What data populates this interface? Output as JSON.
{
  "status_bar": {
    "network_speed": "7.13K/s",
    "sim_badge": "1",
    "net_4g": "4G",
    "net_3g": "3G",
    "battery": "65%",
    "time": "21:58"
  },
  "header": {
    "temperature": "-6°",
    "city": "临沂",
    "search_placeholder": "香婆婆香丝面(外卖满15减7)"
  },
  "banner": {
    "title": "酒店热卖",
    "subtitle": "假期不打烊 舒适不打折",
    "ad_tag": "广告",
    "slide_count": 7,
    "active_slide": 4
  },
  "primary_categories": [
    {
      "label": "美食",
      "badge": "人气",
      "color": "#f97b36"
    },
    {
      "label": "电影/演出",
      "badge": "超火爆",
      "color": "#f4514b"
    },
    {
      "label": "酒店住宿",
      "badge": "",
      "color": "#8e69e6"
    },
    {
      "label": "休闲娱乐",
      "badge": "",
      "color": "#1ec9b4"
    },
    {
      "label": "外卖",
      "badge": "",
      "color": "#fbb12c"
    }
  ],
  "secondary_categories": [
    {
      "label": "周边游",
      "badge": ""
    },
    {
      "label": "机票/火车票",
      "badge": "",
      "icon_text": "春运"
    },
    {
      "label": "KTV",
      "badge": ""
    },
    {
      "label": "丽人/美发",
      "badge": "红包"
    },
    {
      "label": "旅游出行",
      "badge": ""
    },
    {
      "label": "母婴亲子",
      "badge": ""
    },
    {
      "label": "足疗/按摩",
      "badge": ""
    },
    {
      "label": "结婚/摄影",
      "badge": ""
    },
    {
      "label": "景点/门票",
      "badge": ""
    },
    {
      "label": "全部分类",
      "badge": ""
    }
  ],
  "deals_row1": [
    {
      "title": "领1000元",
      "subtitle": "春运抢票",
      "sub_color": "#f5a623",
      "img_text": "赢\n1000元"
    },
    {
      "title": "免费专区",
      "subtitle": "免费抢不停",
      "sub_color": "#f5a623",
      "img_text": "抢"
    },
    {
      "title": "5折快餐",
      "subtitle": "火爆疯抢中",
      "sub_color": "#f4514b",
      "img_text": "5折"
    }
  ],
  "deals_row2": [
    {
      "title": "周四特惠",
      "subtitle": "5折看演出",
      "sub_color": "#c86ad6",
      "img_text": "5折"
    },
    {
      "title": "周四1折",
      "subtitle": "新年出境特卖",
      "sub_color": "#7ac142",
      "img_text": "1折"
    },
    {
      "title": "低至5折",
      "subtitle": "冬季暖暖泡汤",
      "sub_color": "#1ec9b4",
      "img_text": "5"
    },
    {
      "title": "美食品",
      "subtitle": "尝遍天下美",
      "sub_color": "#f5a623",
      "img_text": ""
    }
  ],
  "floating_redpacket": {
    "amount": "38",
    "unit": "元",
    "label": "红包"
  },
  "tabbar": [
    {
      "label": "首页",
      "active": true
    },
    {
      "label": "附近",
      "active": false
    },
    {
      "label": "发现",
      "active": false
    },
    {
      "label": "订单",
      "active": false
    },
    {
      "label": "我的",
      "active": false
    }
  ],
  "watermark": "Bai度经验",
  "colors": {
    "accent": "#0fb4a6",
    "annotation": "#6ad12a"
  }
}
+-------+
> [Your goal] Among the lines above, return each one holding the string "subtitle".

> [Answer section]
    "subtitle": "假期不打烊 舒适不打折",
      "subtitle": "春运抢票",
      "subtitle": "免费抢不停",
      "subtitle": "火爆疯抢中",
      "subtitle": "5折看演出",
      "subtitle": "新年出境特卖",
      "subtitle": "冬季暖暖泡汤",
      "subtitle": "尝遍天下美",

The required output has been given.